Last night, we got around five inches of snow, and as we Mainers would say, it looks like wintah again. Somehow this didn’t bother Clif and me in the least when we got up and gazed at the white beauty of the newly fallen snow. This is March, after all, and in northern New England, we frequently get snow in March.
Outside, everything looked soft and calm, soothing, even, in the face of what’s going on all around us.
I particularly like the tangle of snowy branches.
The temperature is supposed to be in the 50s today, which means the snow won’t last long. But while it does, we will treasure our winter wonderland.

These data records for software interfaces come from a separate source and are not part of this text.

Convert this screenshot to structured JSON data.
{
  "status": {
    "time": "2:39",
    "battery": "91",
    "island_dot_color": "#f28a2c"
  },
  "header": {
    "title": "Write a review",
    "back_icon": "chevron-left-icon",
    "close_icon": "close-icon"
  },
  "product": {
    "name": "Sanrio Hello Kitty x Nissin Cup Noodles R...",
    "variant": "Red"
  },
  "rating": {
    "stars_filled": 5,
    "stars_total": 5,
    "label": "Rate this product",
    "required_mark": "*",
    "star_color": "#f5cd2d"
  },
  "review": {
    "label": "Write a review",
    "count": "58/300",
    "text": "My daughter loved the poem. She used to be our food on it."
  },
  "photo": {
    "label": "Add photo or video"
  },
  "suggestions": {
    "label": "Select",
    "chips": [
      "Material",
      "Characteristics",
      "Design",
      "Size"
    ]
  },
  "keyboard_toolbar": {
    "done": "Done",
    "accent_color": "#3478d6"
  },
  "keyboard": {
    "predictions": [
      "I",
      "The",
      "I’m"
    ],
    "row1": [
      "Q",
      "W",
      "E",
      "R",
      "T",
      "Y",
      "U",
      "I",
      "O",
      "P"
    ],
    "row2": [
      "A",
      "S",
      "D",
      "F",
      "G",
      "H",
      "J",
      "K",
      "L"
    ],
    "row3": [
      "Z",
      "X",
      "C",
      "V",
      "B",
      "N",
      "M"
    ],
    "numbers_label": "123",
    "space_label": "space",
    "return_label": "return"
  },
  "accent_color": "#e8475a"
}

As my blogging friend Eliza observed, we northern New Englanders are half crazy, but in a good way.
Coronavirus News from Maine
From Maine CDC
Maine’s number of cases of the coronavirus: 118
From the Bangor Daily News
Only a week earlier, Maine had fewer than 20 confirmed cases, and health officials expect it to continue to spread.
The News from All Over
Nearly 1 in 1,000 people in the greater metropolitan area [of New York City] have now contracted the virus, Dr. Deborah Birx, the White House’s coronavirus coordinator, said yesterday. That makes the “attack rate” — the percentage of the population with the disease — five times higher than the rest of the US…
From the New York Times
“Look at us today,” Governor Cuomo warned the rest of the country. “Where we are today, you will be in four weeks or five weeks or six weeks. We are your future.”
The latest numbers from CNN:
Global Cases: 387,382
Global Deaths: 16,767
From Mother Nature Nature: More Unsung Heroes
There’s no shortage of people facing extraordinary adversity to help us maintain some semblance of civilization in these pandemic times.
There are the usual suspects — doctors, nurses, firefighters — who make courage under fire seem so routine.
And then there are truckers.
Rain, shine or pandemic, the U.S. relies on about 3.5 million truck drivers to keep goods — the lifeblood of an economy — in circulation.
That includes canned foods and non-perishables like tuna and rice and beans, bound for small stores and shops in every nook of the country. And yes, there’s always a need for more toilet paper on Aisle 12.
My own take: When this horrible time is over, I hope we can respect all the workers who actually keep things running: The truckers, the cashiers, the clerks, the workers who stock shelves, the receptionists, and many others. And pay them a true living wage with benefits such as health care, sick days, and vacation time. Those at the top never fail to remind us how valuable they are and how much society needs them. Uh-huh. We know the truth now. And let’s not forget it.